PROBLEM TO WORK ON
Nothing in the data may be omitted; output it all verbatim.

[Interface dataset entries]
━━━━━━━━
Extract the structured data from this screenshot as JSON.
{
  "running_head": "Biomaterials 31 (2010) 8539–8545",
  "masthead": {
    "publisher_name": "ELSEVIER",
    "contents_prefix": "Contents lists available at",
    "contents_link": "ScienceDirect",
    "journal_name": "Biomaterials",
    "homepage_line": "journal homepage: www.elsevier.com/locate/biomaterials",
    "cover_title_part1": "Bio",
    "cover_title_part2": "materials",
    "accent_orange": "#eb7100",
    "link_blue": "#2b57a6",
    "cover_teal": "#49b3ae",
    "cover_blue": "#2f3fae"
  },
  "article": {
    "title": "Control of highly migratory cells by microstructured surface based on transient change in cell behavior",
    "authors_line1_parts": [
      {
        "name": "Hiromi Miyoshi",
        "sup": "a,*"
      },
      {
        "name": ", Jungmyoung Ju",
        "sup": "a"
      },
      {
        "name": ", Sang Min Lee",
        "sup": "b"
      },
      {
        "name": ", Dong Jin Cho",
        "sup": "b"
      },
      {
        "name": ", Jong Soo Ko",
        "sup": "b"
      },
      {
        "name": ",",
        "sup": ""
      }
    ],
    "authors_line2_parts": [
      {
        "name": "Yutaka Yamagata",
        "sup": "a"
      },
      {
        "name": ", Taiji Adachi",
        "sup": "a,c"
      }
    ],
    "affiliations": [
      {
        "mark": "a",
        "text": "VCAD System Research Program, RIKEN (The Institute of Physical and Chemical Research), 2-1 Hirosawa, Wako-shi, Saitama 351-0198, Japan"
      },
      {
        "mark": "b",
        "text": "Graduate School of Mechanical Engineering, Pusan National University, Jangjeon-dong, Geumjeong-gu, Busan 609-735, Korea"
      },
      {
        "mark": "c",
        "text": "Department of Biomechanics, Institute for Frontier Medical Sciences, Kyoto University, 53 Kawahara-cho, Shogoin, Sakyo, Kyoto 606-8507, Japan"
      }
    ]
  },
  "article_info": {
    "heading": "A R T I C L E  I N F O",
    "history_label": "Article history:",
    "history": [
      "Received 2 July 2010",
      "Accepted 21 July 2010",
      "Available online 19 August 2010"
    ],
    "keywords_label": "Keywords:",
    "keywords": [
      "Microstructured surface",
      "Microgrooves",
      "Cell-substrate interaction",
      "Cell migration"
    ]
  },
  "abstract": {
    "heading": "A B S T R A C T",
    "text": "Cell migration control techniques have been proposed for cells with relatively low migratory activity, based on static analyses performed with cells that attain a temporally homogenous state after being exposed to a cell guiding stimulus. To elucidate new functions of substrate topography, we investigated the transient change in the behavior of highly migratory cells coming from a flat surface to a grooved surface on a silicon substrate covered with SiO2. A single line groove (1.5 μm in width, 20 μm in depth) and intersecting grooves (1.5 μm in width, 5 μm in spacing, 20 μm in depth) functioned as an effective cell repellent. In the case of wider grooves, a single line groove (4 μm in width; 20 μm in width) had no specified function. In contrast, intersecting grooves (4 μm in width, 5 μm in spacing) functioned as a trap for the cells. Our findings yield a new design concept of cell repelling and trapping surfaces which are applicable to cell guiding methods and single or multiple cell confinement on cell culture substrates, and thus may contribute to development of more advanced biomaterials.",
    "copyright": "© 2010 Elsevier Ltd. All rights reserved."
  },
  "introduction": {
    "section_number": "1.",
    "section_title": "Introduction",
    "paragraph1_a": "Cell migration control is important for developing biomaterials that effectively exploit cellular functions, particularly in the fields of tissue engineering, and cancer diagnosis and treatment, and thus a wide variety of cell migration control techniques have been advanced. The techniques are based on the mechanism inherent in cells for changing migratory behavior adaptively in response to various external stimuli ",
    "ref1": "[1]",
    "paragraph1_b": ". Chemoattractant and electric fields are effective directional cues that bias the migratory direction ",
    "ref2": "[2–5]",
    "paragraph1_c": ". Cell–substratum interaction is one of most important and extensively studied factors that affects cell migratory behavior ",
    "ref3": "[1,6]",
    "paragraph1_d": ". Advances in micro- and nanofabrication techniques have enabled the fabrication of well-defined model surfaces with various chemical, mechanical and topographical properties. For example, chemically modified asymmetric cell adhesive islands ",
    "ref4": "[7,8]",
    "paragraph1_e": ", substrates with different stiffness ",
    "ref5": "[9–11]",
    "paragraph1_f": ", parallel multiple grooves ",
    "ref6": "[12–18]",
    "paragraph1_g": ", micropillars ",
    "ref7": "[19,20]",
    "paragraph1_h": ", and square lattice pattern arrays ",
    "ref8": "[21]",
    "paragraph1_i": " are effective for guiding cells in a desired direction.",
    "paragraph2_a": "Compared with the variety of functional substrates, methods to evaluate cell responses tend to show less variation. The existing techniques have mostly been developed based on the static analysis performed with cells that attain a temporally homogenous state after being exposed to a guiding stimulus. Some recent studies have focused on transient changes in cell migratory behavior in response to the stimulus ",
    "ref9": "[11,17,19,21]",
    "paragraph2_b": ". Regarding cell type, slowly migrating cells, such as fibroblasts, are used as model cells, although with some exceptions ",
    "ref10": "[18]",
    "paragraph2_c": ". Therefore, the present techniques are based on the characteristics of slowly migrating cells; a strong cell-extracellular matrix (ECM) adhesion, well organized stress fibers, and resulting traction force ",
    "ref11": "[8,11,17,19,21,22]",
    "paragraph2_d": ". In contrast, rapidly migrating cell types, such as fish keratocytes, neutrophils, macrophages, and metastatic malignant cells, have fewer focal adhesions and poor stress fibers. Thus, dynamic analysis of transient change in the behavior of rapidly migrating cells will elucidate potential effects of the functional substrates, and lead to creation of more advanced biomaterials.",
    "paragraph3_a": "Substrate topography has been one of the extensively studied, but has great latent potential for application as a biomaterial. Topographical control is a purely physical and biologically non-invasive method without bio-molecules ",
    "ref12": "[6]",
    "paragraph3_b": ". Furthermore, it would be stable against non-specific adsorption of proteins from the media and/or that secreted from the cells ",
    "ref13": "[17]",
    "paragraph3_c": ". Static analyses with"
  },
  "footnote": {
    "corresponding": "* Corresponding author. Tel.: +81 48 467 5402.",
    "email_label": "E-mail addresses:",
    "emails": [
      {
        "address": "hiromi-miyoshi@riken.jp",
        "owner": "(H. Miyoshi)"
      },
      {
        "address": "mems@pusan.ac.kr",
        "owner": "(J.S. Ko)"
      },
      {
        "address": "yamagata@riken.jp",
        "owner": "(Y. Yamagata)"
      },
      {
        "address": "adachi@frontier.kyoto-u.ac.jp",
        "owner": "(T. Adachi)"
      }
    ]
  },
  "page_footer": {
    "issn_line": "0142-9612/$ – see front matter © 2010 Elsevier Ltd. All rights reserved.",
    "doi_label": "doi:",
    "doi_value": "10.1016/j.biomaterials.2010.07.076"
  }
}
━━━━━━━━
ANSWER TO THIS EXERCISE
Extract the structured data from this screenshot as JSON.
{
  "running_head": "Biomaterials 31 (2010) 8539–8545",
  "masthead": {
    "publisher_name": "ELSEVIER",
    "contents_prefix": "Contents lists available at",
    "contents_link": "ScienceDirect",
    "journal_name": "Biomaterials",
    "homepage_line": "journal homepage: www.elsevier.com/locate/biomaterials",
    "cover_title_part1": "Bio",
    "cover_title_part2": "materials",
    "accent_orange": "#eb7100",
    "link_blue": "#2b57a6",
    "cover_teal": "#49b3ae",
    "cover_blue": "#2f3fae"
  },
  "article": {
    "title": "Control of highly migratory cells by microstructured surface based on transient change in cell behavior",
    "authors_line1_parts": [
      {
        "name": "Hiromi Miyoshi",
        "sup": "a,*"
      },
      {
        "name": ", Jungmyoung Ju",
        "sup": "a"
      },
      {
        "name": ", Sang Min Lee",
        "sup": "b"
      },
      {
        "name": ", Dong Jin Cho",
        "sup": "b"
      },
      {
        "name": ", Jong Soo Ko",
        "sup": "b"
      },
      {
        "name": ",",
        "sup": ""
      }
    ],
    "authors_line2_parts": [
      {
        "name": "Yutaka Yamagata",
        "sup": "a"
      },
      {
        "name": ", Taiji Adachi",
        "sup": "a,c"
      }
    ],
    "affiliations": [
      {
        "mark": "a",
        "text": "VCAD System Research Program, RIKEN (The Institute of Physical and Chemical Research), 2-1 Hirosawa, Wako-shi, Saitama 351-0198, Japan"
      },
      {
        "mark": "b",
        "text": "Graduate School of Mechanical Engineering, Pusan National University, Jangjeon-dong, Geumjeong-gu, Busan 609-735, Korea"
      },
      {
        "mark": "c",
        "text": "Department of Biomechanics, Institute for Frontier Medical Sciences, Kyoto University, 53 Kawahara-cho, Shogoin, Sakyo, Kyoto 606-8507, Japan"
      }
    ]
  },
  "article_info": {
    "heading": "A R T I C L E  I N F O",
    "history_label": "Article history:",
    "history": [
      "Received 2 July 2010",
      "Accepted 21 July 2010",
      "Available online 19 August 2010"
    ],
    "keywords_label": "Keywords:",
    "keywords": [
      "Microstructured surface",
      "Microgrooves",
      "Cell-substrate interaction",
      "Cell migration"
    ]
  },
  "abstract": {
    "heading": "A B S T R A C T",
    "text": "Cell migration control techniques have been proposed for cells with relatively low migratory activity, based on static analyses performed with cells that attain a temporally homogenous state after being exposed to a cell guiding stimulus. To elucidate new functions of substrate topography, we investigated the transient change in the behavior of highly migratory cells coming from a flat surface to a grooved surface on a silicon substrate covered with SiO2. A single line groove (1.5 μm in width, 20 μm in depth) and intersecting grooves (1.5 μm in width, 5 μm in spacing, 20 μm in depth) functioned as an effective cell repellent. In the case of wider grooves, a single line groove (4 μm in width; 20 μm in width) had no specified function. In contrast, intersecting grooves (4 μm in width, 5 μm in spacing) functioned as a trap for the cells. Our findings yield a new design concept of cell repelling and trapping surfaces which are applicable to cell guiding methods and single or multiple cell confinement on cell culture substrates, and thus may contribute to development of more advanced biomaterials.",
    "copyright": "© 2010 Elsevier Ltd. All rights reserved."
  },
  "introduction": {
    "section_number": "1.",
    "section_title": "Introduction",
    "paragraph1_a": "Cell migration control is important for developing biomaterials that effectively exploit cellular functions, particularly in the fields of tissue engineering, and cancer diagnosis and treatment, and thus a wide variety of cell migration control techniques have been advanced. The techniques are based on the mechanism inherent in cells for changing migratory behavior adaptively in response to various external stimuli ",
    "ref1": "[1]",
    "paragraph1_b": ". Chemoattractant and electric fields are effective directional cues that bias the migratory direction ",
    "ref2": "[2–5]",
    "paragraph1_c": ". Cell–substratum interaction is one of most important and extensively studied factors that affects cell migratory behavior ",
    "ref3": "[1,6]",
    "paragraph1_d": ". Advances in micro- and nanofabrication techniques have enabled the fabrication of well-defined model surfaces with various chemical, mechanical and topographical properties. For example, chemically modified asymmetric cell adhesive islands ",
    "ref4": "[7,8]",
    "paragraph1_e": ", substrates with different stiffness ",
    "ref5": "[9–11]",
    "paragraph1_f": ", parallel multiple grooves ",
    "ref6": "[12–18]",
    "paragraph1_g": ", micropillars ",
    "ref7": "[19,20]",
    "paragraph1_h": ", and square lattice pattern arrays ",
    "ref8": "[21]",
    "paragraph1_i": " are effective for guiding cells in a desired direction.",
    "paragraph2_a": "Compared with the variety of functional substrates, methods to evaluate cell responses tend to show less variation. The existing techniques have mostly been developed based on the static analysis performed with cells that attain a temporally homogenous state after being exposed to a guiding stimulus. Some recent studies have focused on transient changes in cell migratory behavior in response to the stimulus ",
    "ref9": "[11,17,19,21]",
    "paragraph2_b": ". Regarding cell type, slowly migrating cells, such as fibroblasts, are used as model cells, although with some exceptions ",
    "ref10": "[18]",
    "paragraph2_c": ". Therefore, the present techniques are based on the characteristics of slowly migrating cells; a strong cell-extracellular matrix (ECM) adhesion, well organized stress fibers, and resulting traction force ",
    "ref11": "[8,11,17,19,21,22]",
    "paragraph2_d": ". In contrast, rapidly migrating cell types, such as fish keratocytes, neutrophils, macrophages, and metastatic malignant cells, have fewer focal adhesions and poor stress fibers. Thus, dynamic analysis of transient change in the behavior of rapidly migrating cells will elucidate potential effects of the functional substrates, and lead to creation of more advanced biomaterials.",
    "paragraph3_a": "Substrate topography has been one of the extensively studied, but has great latent potential for application as a biomaterial. Topographical control is a purely physical and biologically non-invasive method without bio-molecules ",
    "ref12": "[6]",
    "paragraph3_b": ". Furthermore, it would be stable against non-specific adsorption of proteins from the media and/or that secreted from the cells ",
    "ref13": "[17]",
    "paragraph3_c": ". Static analyses with"
  },
  "footnote": {
    "corresponding": "* Corresponding author. Tel.: +81 48 467 5402.",
    "email_label": "E-mail addresses:",
    "emails": [
      {
        "address": "hiromi-miyoshi@riken.jp",
        "owner": "(H. Miyoshi)"
      },
      {
        "address": "mems@pusan.ac.kr",
        "owner": "(J.S. Ko)"
      },
      {
        "address": "yamagata@riken.jp",
        "owner": "(Y. Yamagata)"
      },
      {
        "address": "adachi@frontier.kyoto-u.ac.jp",
        "owner": "(T. Adachi)"
      }
    ]
  },
  "page_footer": {
    "issn_line": "0142-9612/$ – see front matter © 2010 Elsevier Ltd. All rights reserved.",
    "doi_label": "doi:",
    "doi_value": "10.1016/j.biomaterials.2010.07.076"
  }
}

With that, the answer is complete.